Part 2: 5 Challenges to consider while preparing for 5G Lawful Interception

Part 2: 5 Challenges to consider while preparing for 5G Lawful Interception

Missed part 1? Read more about modern LI in 5 Things to Consider When Choosing a Modern Lawful Interception Monitoring Center.

The introduction of 5G network technology, places law enforcement and intelligence agencies in a new race against criminals and terrorists, bringing new challenges to lawful interception.

Existing lawful interception (LI) monitoring centers that are not prepared to support 5G and investigation processes are going to suffer a dramatic setback, without appropriate technology solutions for data collection, data analysis and data delivery.

A recent report published by the Europol, discusses future technology and how it shapes crime and law enforcement, including some of the ways 5G network technology will affect law enforcement agencies’ ability to:
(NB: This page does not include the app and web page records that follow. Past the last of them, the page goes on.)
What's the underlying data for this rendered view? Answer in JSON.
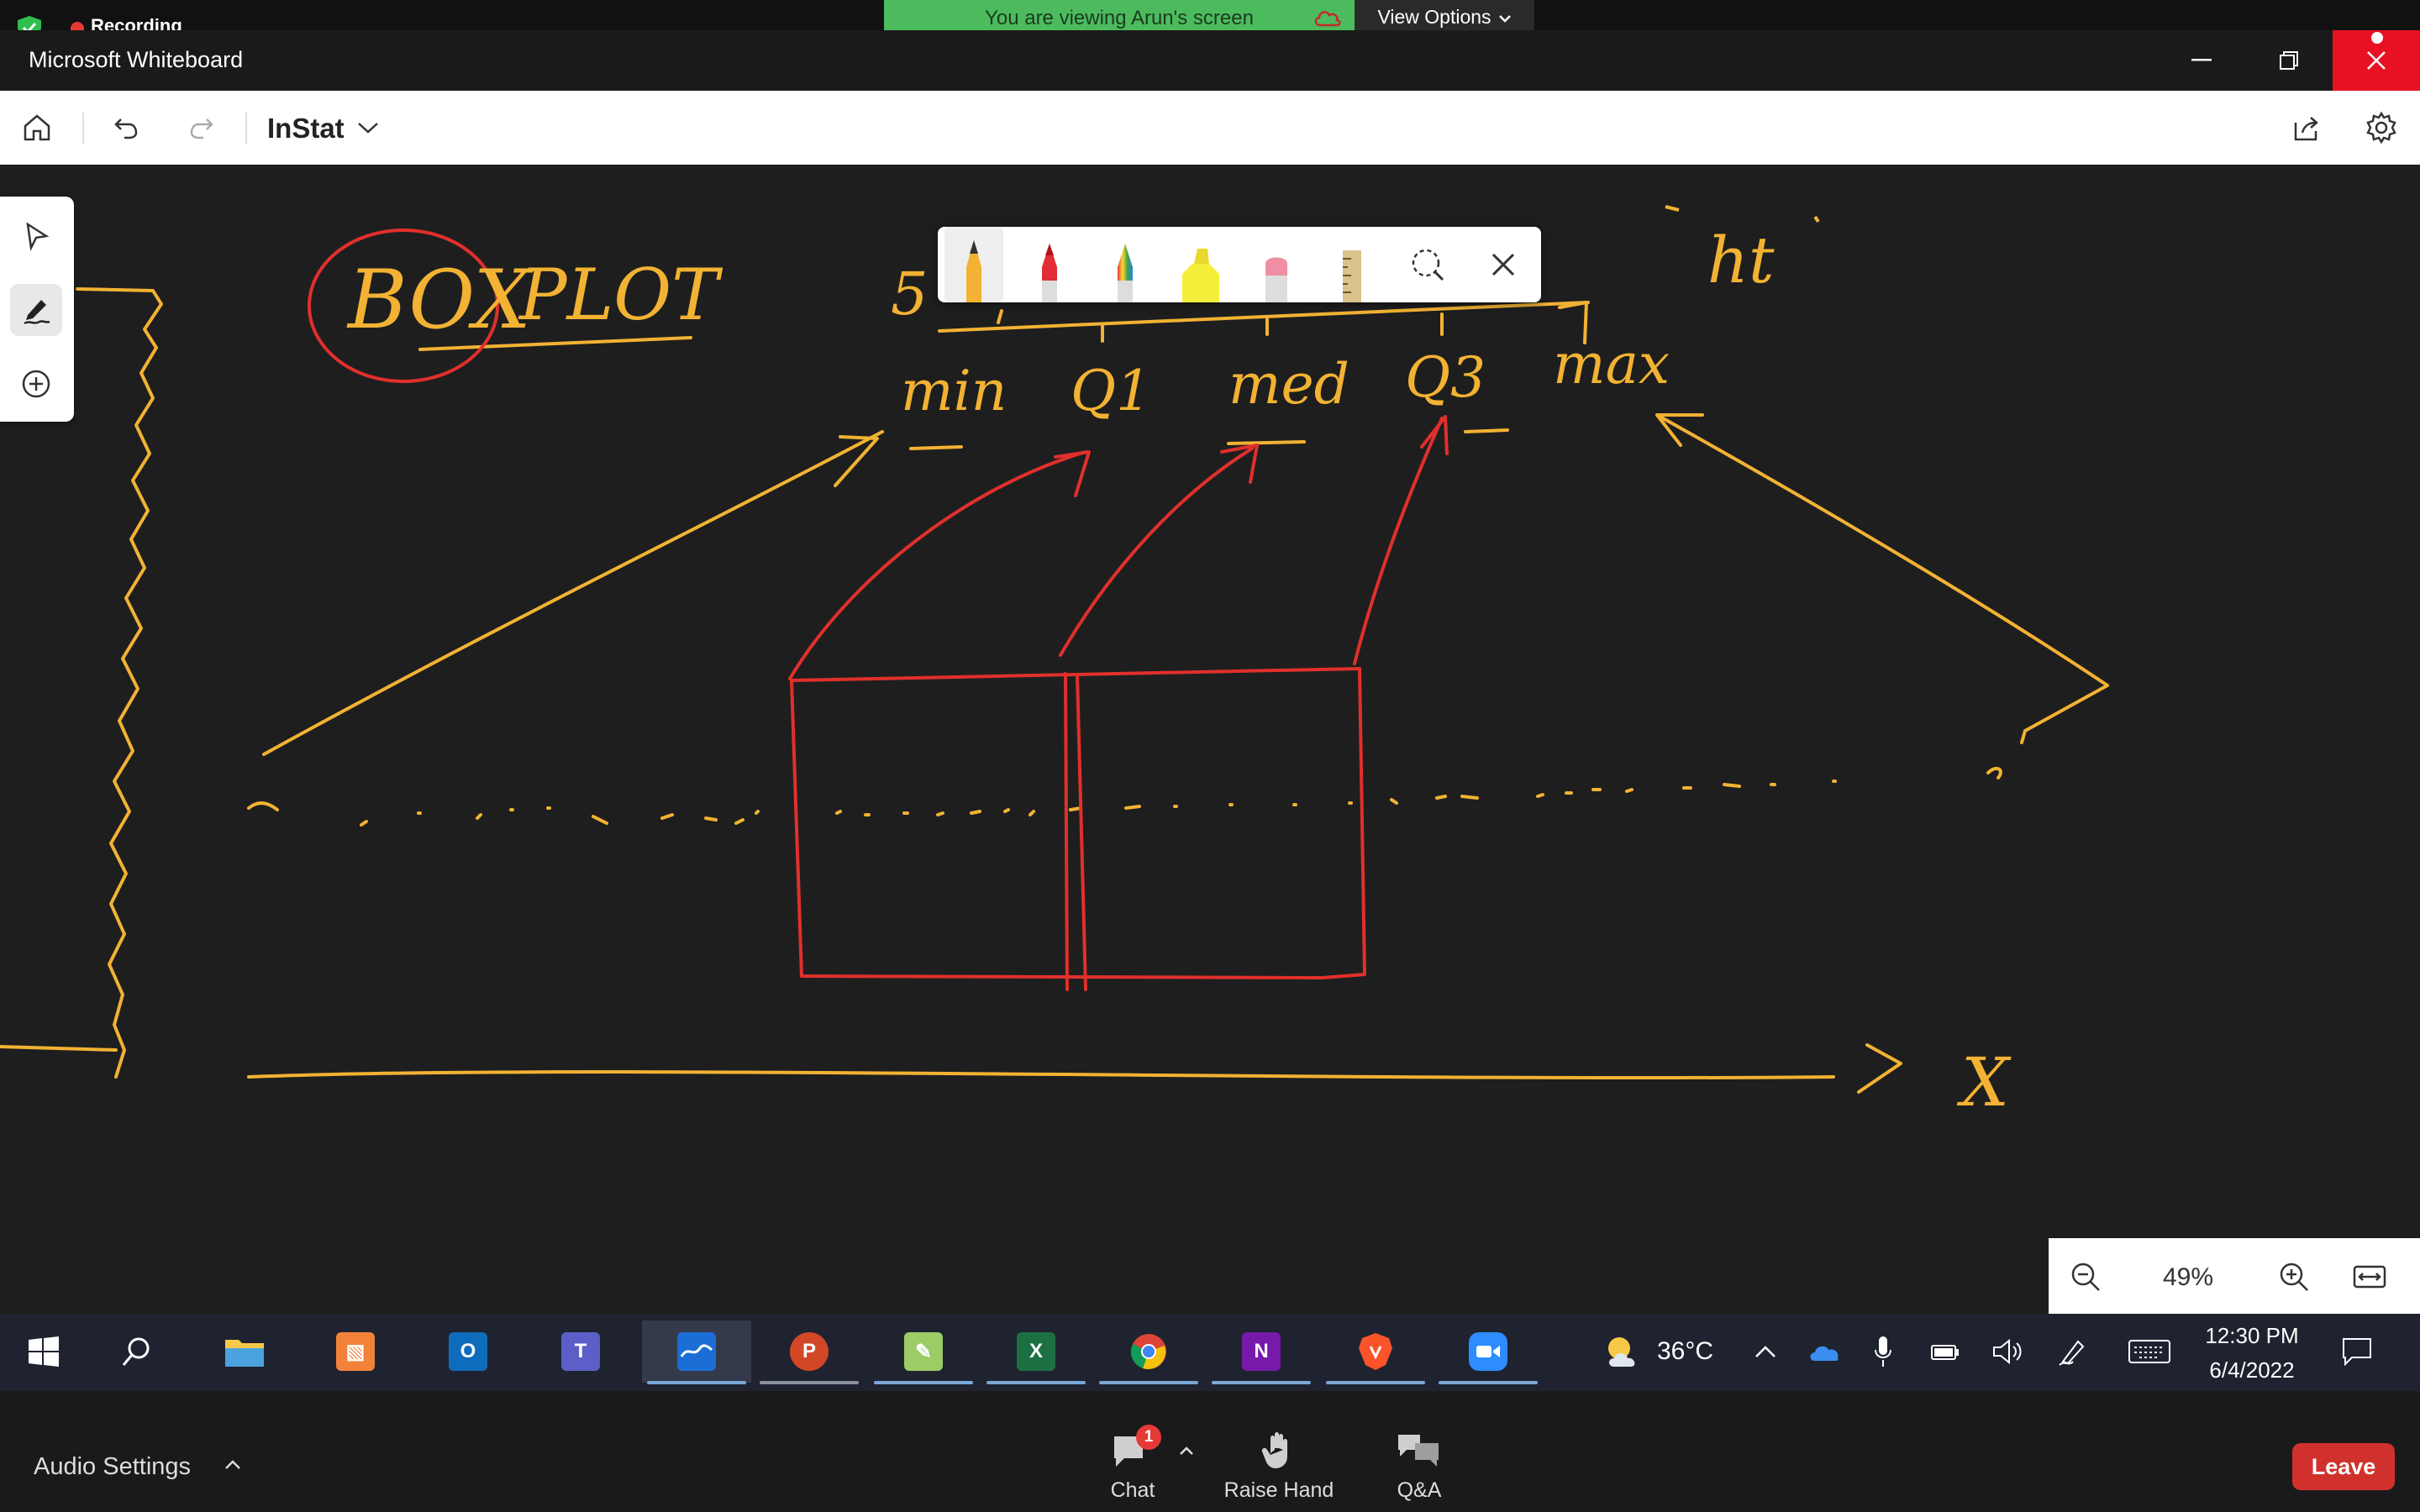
{
  "zoom_top": {
    "recording_label": "Recording",
    "viewing_banner": "You are viewing Arun's screen",
    "view_options_label": "View Options"
  },
  "window": {
    "title": "Microsoft Whiteboard"
  },
  "toolbar": {
    "board_name": "InStat",
    "icons": [
      "home-icon",
      "undo-icon",
      "redo-icon",
      "chevron-down-icon",
      "share-icon",
      "gear-icon"
    ]
  },
  "left_rail": {
    "tools": [
      "select-arrow-icon",
      "pen-ink-icon",
      "add-icon"
    ]
  },
  "pen_tray": {
    "tools": [
      "pen-yellow",
      "pen-red",
      "pen-rainbow",
      "highlighter-yellow",
      "eraser",
      "ruler",
      "lasso-select",
      "close"
    ]
  },
  "whiteboard": {
    "title_box": "BOX",
    "title_rest": "PLOT",
    "labels": {
      "five": "5",
      "min": "min",
      "q1": "Q1",
      "med": "med",
      "q3": "Q3",
      "max": "max",
      "ht": "ht",
      "x_axis": "X"
    },
    "ink_colors": {
      "yellow": "#f2b233",
      "red": "#e0302c"
    }
  },
  "zoom_panel": {
    "zoom_value": "49%"
  },
  "taskbar": {
    "apps": [
      {
        "name": "windows-start",
        "label": ""
      },
      {
        "name": "search",
        "label": ""
      },
      {
        "name": "file-explorer",
        "label": ""
      },
      {
        "name": "app-orange",
        "label": ""
      },
      {
        "name": "outlook",
        "label": "O"
      },
      {
        "name": "teams",
        "label": "T"
      },
      {
        "name": "whiteboard",
        "label": ""
      },
      {
        "name": "powerpoint",
        "label": "P"
      },
      {
        "name": "photo-editor",
        "label": ""
      },
      {
        "name": "excel",
        "label": "X"
      },
      {
        "name": "chrome",
        "label": ""
      },
      {
        "name": "onenote",
        "label": "N"
      },
      {
        "name": "brave",
        "label": ""
      },
      {
        "name": "zoom",
        "label": ""
      }
    ],
    "temperature": "36°C",
    "time": "12:30 PM",
    "date": "6/4/2022"
  },
  "zoom_bottom": {
    "audio_settings": "Audio Settings",
    "chat_label": "Chat",
    "chat_badge": "1",
    "raise_hand_label": "Raise Hand",
    "qa_label": "Q&A",
    "leave_label": "Leave"
  }
}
  • Identify and locate users and devices
  • Gather and access information, as data is fragmented
  • Access data with devices communicating directly and not through the operator’s core network

In this blog post we review the top 5 challenges law enforcement and intelligence agencies need to address, to ensure the transition to 5G network technology has minimal impact on investigation processes and delivery of evidence.

Lawful interception in the age of 5G networks will require new advanced monitoring solutions that were designed and developed, addressing the following challenges:

  1. High Bandwidth

The introduction of 5G is expected to quite easily exceed the speed of 1 Gbps already in its early stages. There are estimations of the technology eventually reaching speeds of 5-10 Gbps. This means the speed will be 50-100 times faster than standard 4G, and 15-30 times faster than advanced 4G standards like LTE-A.

Dramatic increase in Packet Data bandwidth will create multiple challenges in various components and flows in LI systems including collection, processing, storage, decoding and analysis of intercepted data.

  1. Multiple Architecture and Deployment Options

5G supports multiple architecture and deployment options including various Non-Standalone Architecture (NSA) options, combining simultaneous work with LTE and 5G Radio connected to a single Packet Core (EPC or 5GC) networks, and Standalone Architecture (SA) options based on single Radio and single Packet Core network.

The growing diversity of architecture and deployment options impacts lawful interception options and processes.

  1. 5G Packet Core (5GC)

The new 5G Packet Core (5GC) introduces a set of new network protocols as well as new LI Handover Interfaces (HI) and Vendor LI Interfaces (X), which require adaptations of monitoring centers and lawful interception processes.

  1. Network Function Virtualization (NFV)

The 5GC Packet Core is based on Network Function Virtualization (NFV) architecture and creates multiple challenges for passive and active interception, including interception of inter-host traffic, managing interception for dynamically created VNFs/VNFCs.

Lawful interception processes will have to support this new architecture.

  1. Handover between 5G and 4G

LI systems should properly handle continuous interception of Packet Data sessions during handover between the different Access technologies: 5G, 4G, WiFi, etc., addressing the use of different LI HI/X interfaces applicable to 5G and 5G networks.


Law enforcement and intelligence agencies are urged to be part of the preparation for future crime-fighting technologies, and work closely with standardization committees and global initiatives to ensure their surveillance and tracking capabilities are 5G ready.


Tom Sadon

Author: Tom Sadon

Tom Sadon is a Product Marketing Manager of Network Intelligence and lawful interception solutions at Verint. Tom has vast professional experience and expertise in the Intelligence domain with more than a decade in the Israel Defense Force (IDF), Intelligence Corps and in the Israeli Prime Minister’s office as a SIGINT & Cyber analyst and as a Commander. Tom has also worked as a Cyber threat intelligence and analysis director in an Israeli start-up and is a lawyer, holding L.LB and L.LM law degrees from Tel-Aviv University along with a BA degree in Economics from Tel-Aviv University.